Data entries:

%%

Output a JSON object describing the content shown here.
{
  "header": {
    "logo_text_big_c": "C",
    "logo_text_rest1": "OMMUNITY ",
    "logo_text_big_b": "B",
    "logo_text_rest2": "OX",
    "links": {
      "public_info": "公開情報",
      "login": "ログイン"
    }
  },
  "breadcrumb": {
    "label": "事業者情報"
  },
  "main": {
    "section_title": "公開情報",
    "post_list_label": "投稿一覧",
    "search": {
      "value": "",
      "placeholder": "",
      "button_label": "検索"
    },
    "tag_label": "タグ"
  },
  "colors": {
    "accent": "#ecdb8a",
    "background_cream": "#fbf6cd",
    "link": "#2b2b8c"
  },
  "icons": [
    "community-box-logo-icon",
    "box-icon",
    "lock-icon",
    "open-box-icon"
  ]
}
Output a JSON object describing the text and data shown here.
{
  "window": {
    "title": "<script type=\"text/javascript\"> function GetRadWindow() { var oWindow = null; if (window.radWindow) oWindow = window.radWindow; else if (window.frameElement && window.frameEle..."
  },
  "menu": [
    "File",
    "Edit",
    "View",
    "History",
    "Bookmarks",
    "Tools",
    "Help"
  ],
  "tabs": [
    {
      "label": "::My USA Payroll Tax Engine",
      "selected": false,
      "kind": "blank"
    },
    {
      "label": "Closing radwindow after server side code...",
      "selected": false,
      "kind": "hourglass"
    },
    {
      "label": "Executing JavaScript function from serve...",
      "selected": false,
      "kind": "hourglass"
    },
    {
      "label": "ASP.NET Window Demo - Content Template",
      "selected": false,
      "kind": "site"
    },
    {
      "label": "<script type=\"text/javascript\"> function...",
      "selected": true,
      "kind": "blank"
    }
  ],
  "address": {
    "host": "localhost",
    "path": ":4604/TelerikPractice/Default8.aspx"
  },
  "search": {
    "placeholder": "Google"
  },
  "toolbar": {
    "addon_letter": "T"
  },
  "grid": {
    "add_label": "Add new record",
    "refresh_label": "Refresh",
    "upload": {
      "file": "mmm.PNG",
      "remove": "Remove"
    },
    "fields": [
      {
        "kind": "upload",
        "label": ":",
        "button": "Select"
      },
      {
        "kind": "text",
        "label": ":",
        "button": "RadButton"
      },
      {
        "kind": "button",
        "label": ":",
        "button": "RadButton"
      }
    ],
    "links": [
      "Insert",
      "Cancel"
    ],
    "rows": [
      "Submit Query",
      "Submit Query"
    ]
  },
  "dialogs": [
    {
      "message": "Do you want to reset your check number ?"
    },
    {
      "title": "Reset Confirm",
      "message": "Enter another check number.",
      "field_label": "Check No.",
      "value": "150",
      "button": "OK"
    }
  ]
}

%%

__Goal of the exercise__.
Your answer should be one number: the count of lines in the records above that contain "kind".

__Solution to this exercise__.
8